## What you have to do
Find every line of the data below that has "icon" in it. Reply with the number only.

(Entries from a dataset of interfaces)
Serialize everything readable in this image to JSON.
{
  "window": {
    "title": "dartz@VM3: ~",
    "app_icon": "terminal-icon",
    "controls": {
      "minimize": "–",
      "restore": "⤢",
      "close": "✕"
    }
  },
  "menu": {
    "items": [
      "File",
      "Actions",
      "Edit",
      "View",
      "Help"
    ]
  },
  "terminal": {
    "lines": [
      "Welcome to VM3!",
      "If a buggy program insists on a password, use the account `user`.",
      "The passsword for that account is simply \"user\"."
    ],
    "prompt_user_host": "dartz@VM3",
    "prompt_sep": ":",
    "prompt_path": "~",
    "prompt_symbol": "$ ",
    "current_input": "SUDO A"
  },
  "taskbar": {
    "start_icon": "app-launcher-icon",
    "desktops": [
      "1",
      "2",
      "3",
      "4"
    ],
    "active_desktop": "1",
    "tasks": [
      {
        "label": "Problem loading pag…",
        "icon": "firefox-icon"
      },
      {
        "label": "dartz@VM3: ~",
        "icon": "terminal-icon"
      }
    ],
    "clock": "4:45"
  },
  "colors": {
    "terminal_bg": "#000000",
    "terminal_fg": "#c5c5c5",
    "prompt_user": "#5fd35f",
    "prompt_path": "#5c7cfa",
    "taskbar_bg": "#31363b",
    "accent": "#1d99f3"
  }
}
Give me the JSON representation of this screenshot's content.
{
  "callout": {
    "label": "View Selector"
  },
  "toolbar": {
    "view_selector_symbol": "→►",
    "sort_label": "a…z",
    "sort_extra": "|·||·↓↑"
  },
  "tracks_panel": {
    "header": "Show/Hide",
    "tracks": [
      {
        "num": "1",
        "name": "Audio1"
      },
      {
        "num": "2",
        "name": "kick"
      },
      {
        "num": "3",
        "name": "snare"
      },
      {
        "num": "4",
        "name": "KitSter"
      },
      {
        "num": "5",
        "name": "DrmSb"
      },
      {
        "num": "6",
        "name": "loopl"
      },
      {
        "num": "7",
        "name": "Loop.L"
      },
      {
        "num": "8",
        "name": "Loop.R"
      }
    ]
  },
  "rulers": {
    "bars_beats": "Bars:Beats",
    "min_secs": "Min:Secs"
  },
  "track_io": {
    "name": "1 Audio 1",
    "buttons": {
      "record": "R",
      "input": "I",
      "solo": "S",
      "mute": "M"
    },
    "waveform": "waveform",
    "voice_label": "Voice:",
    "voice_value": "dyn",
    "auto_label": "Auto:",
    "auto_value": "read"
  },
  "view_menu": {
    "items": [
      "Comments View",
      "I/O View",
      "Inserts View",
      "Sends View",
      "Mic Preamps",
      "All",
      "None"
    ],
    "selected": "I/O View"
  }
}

## Response to the exercise
4